= WHAT IS EXPECTED =
All of the data below should be printed again exactly, pictures excluded.

= PROVIDED RECORDS =
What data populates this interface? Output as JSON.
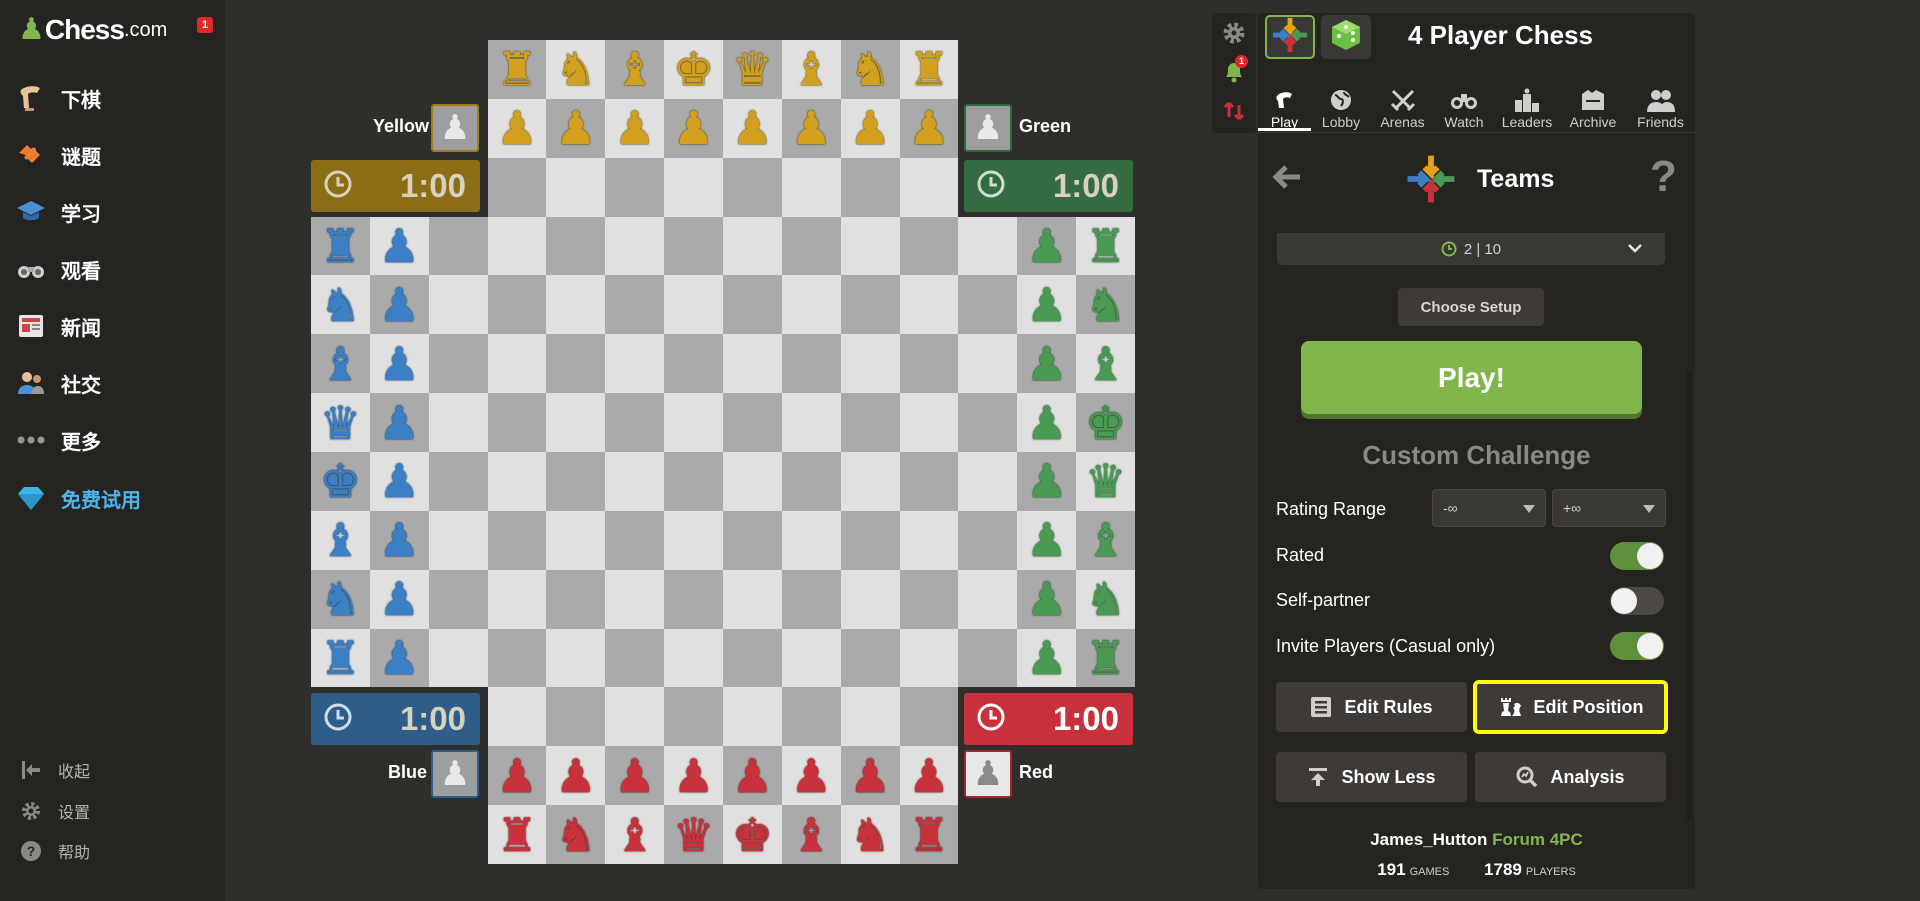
{
  "sidebar": {
    "brand": "Chess",
    "brand_tld": ".com",
    "notification_count": "1",
    "items": [
      {
        "label": "下棋",
        "icon": "play-hand-icon"
      },
      {
        "label": "谜题",
        "icon": "puzzle-icon"
      },
      {
        "label": "学习",
        "icon": "graduation-cap-icon"
      },
      {
        "label": "观看",
        "icon": "binoculars-icon"
      },
      {
        "label": "新闻",
        "icon": "news-icon"
      },
      {
        "label": "社交",
        "icon": "people-icon"
      },
      {
        "label": "更多",
        "icon": "more-dots-icon"
      },
      {
        "label": "免费试用",
        "icon": "diamond-icon"
      }
    ],
    "footer": [
      {
        "label": "收起",
        "icon": "collapse-icon"
      },
      {
        "label": "设置",
        "icon": "settings-gear-icon"
      },
      {
        "label": "帮助",
        "icon": "help-icon"
      }
    ]
  },
  "players": {
    "yellow": {
      "name": "Yellow",
      "time": "1:00"
    },
    "green": {
      "name": "Green",
      "time": "1:00"
    },
    "blue": {
      "name": "Blue",
      "time": "1:00"
    },
    "red": {
      "name": "Red",
      "time": "1:00"
    }
  },
  "board": {
    "yellow_back": [
      "♜",
      "♞",
      "♝",
      "♚",
      "♛",
      "♝",
      "♞",
      "♜"
    ],
    "red_back": [
      "♜",
      "♞",
      "♝",
      "♛",
      "♚",
      "♝",
      "♞",
      "♜"
    ],
    "blue_back": [
      "♜",
      "♞",
      "♝",
      "♛",
      "♚",
      "♝",
      "♞",
      "♜"
    ],
    "green_back": [
      "♜",
      "♞",
      "♝",
      "♚",
      "♛",
      "♝",
      "♞",
      "♜"
    ],
    "pawn": "♟",
    "colors": {
      "light": "#e0e0e0",
      "dark": "#aaaaaa",
      "yellow": "#d1a01f",
      "blue": "#3c7fc4",
      "green": "#4a9a54",
      "red": "#c9323b"
    }
  },
  "panel": {
    "title": "4 Player Chess",
    "side_notification_count": "1",
    "tabs": [
      {
        "label": "Play",
        "icon": "play-pawn-icon"
      },
      {
        "label": "Lobby",
        "icon": "globe-icon"
      },
      {
        "label": "Arenas",
        "icon": "crossed-swords-icon"
      },
      {
        "label": "Watch",
        "icon": "binoculars-icon"
      },
      {
        "label": "Leaders",
        "icon": "podium-icon"
      },
      {
        "label": "Archive",
        "icon": "archive-icon"
      },
      {
        "label": "Friends",
        "icon": "friends-icon"
      }
    ],
    "mode": "Teams",
    "help": "?",
    "time_control": "2 | 10",
    "choose_setup": "Choose Setup",
    "play": "Play!",
    "custom_challenge": "Custom Challenge",
    "rating_range_label": "Rating Range",
    "rating_min": "-∞",
    "rating_max": "+∞",
    "rated_label": "Rated",
    "rated": true,
    "self_partner_label": "Self-partner",
    "self_partner": false,
    "invite_label": "Invite Players (Casual only)",
    "invite": true,
    "edit_rules": "Edit Rules",
    "edit_position": "Edit Position",
    "show_less": "Show Less",
    "analysis": "Analysis",
    "footer_user": "James_Hutton",
    "footer_forum": "Forum 4PC",
    "games_count": "191",
    "games_label": "GAMES",
    "players_count": "1789",
    "players_label": "PLAYERS"
  }
}
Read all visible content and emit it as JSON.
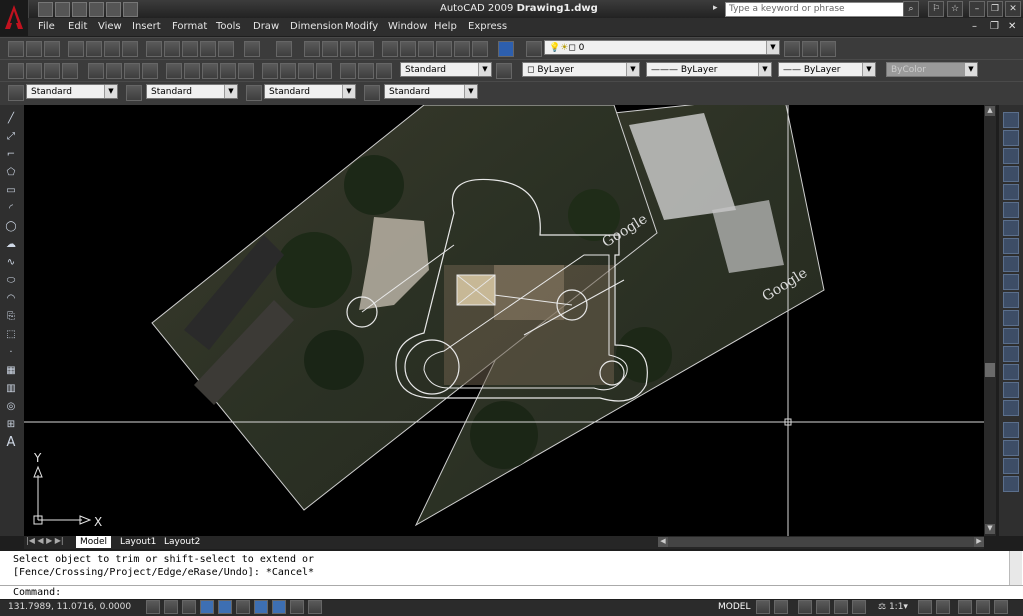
{
  "app": {
    "title_app": "AutoCAD 2009",
    "title_doc": "Drawing1.dwg",
    "search_placeholder": "Type a keyword or phrase",
    "window_controls": [
      "minimize-icon",
      "restore-icon",
      "close-icon"
    ]
  },
  "menu": [
    "File",
    "Edit",
    "View",
    "Insert",
    "Format",
    "Tools",
    "Draw",
    "Dimension",
    "Modify",
    "Window",
    "Help",
    "Express"
  ],
  "toolbars": {
    "layer_value": "0",
    "dim_style": "Standard",
    "color": "ByLayer",
    "linetype": "ByLayer",
    "lineweight": "ByLayer",
    "plotstyle": "ByColor",
    "text_style": "Standard",
    "dim_style2": "Standard",
    "table_style": "Standard",
    "multileader_style": "Standard"
  },
  "canvas": {
    "watermark1": "Google",
    "watermark2": "Google",
    "ucs_x": "X",
    "ucs_y": "Y"
  },
  "tabs": [
    "Model",
    "Layout1",
    "Layout2"
  ],
  "command": {
    "line1": "Select object to trim or shift-select to extend or",
    "line2": "[Fence/Crossing/Project/Edge/eRase/Undo]: *Cancel*",
    "prompt": "Command:"
  },
  "status": {
    "coords": "131.7989, 11.0716, 0.0000",
    "model_label": "MODEL",
    "scale": "1:1"
  },
  "colors": {
    "background": "#000000",
    "ui_dark": "#3b3b3b",
    "accent_logo": "#c1121f"
  }
}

= OUTPUT =
What data populates this interface? Output as JSON.
{
  "sidebar": {
    "brand": "Chess",
    "brand_tld": ".com",
    "notification_count": "1",
    "items": [
      {
        "label": "下棋",
        "icon": "play-hand-icon"
      },
      {
        "label": "谜题",
        "icon": "puzzle-icon"
      },
      {
        "label": "学习",
        "icon": "graduation-cap-icon"
      },
      {
        "label": "观看",
        "icon": "binoculars-icon"
      },
      {
        "label": "新闻",
        "icon": "news-icon"
      },
      {
        "label": "社交",
        "icon": "people-icon"
      },
      {
        "label": "更多",
        "icon": "more-dots-icon"
      },
      {
        "label": "免费试用",
        "icon": "diamond-icon"
      }
    ],
    "footer": [
      {
        "label": "收起",
        "icon": "collapse-icon"
      },
      {
        "label": "设置",
        "icon": "settings-gear-icon"
      },
      {
        "label": "帮助",
        "icon": "help-icon"
      }
    ]
  },
  "players": {
    "yellow": {
      "name": "Yellow",
      "time": "1:00"
    },
    "green": {
      "name": "Green",
      "time": "1:00"
    },
    "blue": {
      "name": "Blue",
      "time": "1:00"
    },
    "red": {
      "name": "Red",
      "time": "1:00"
    }
  },
  "board": {
    "yellow_back": [
      "♜",
      "♞",
      "♝",
      "♚",
      "♛",
      "♝",
      "♞",
      "♜"
    ],
    "red_back": [
      "♜",
      "♞",
      "♝",
      "♛",
      "♚",
      "♝",
      "♞",
      "♜"
    ],
    "blue_back": [
      "♜",
      "♞",
      "♝",
      "♛",
      "♚",
      "♝",
      "♞",
      "♜"
    ],
    "green_back": [
      "♜",
      "♞",
      "♝",
      "♚",
      "♛",
      "♝",
      "♞",
      "♜"
    ],
    "pawn": "♟",
    "colors": {
      "light": "#e0e0e0",
      "dark": "#aaaaaa",
      "yellow": "#d1a01f",
      "blue": "#3c7fc4",
      "green": "#4a9a54",
      "red": "#c9323b"
    }
  },
  "panel": {
    "title": "4 Player Chess",
    "side_notification_count": "1",
    "tabs": [
      {
        "label": "Play",
        "icon": "play-pawn-icon"
      },
      {
        "label": "Lobby",
        "icon": "globe-icon"
      },
      {
        "label": "Arenas",
        "icon": "crossed-swords-icon"
      },
      {
        "label": "Watch",
        "icon": "binoculars-icon"
      },
      {
        "label": "Leaders",
        "icon": "podium-icon"
      },
      {
        "label": "Archive",
        "icon": "archive-icon"
      },
      {
        "label": "Friends",
        "icon": "friends-icon"
      }
    ],
    "mode": "Teams",
    "help": "?",
    "time_control": "2 | 10",
    "choose_setup": "Choose Setup",
    "play": "Play!",
    "custom_challenge": "Custom Challenge",
    "rating_range_label": "Rating Range",
    "rating_min": "-∞",
    "rating_max": "+∞",
    "rated_label": "Rated",
    "rated": true,
    "self_partner_label": "Self-partner",
    "self_partner": false,
    "invite_label": "Invite Players (Casual only)",
    "invite": true,
    "edit_rules": "Edit Rules",
    "edit_position": "Edit Position",
    "show_less": "Show Less",
    "analysis": "Analysis",
    "footer_user": "James_Hutton",
    "footer_forum": "Forum 4PC",
    "games_count": "191",
    "games_label": "GAMES",
    "players_count": "1789",
    "players_label": "PLAYERS"
  }
}
Read all visible content and emit it as JSON.
{
  "app": {
    "title_app": "AutoCAD 2009",
    "title_doc": "Drawing1.dwg",
    "search_placeholder": "Type a keyword or phrase",
    "window_controls": [
      "minimize-icon",
      "restore-icon",
      "close-icon"
    ]
  },
  "menu": [
    "File",
    "Edit",
    "View",
    "Insert",
    "Format",
    "Tools",
    "Draw",
    "Dimension",
    "Modify",
    "Window",
    "Help",
    "Express"
  ],
  "toolbars": {
    "layer_value": "0",
    "dim_style": "Standard",
    "color": "ByLayer",
    "linetype": "ByLayer",
    "lineweight": "ByLayer",
    "plotstyle": "ByColor",
    "text_style": "Standard",
    "dim_style2": "Standard",
    "table_style": "Standard",
    "multileader_style": "Standard"
  },
  "canvas": {
    "watermark1": "Google",
    "watermark2": "Google",
    "ucs_x": "X",
    "ucs_y": "Y"
  },
  "tabs": [
    "Model",
    "Layout1",
    "Layout2"
  ],
  "command": {
    "line1": "Select object to trim or shift-select to extend or",
    "line2": "[Fence/Crossing/Project/Edge/eRase/Undo]: *Cancel*",
    "prompt": "Command:"
  },
  "status": {
    "coords": "131.7989, 11.0716, 0.0000",
    "model_label": "MODEL",
    "scale": "1:1"
  },
  "colors": {
    "background": "#000000",
    "ui_dark": "#3b3b3b",
    "accent_logo": "#c1121f"
  }
}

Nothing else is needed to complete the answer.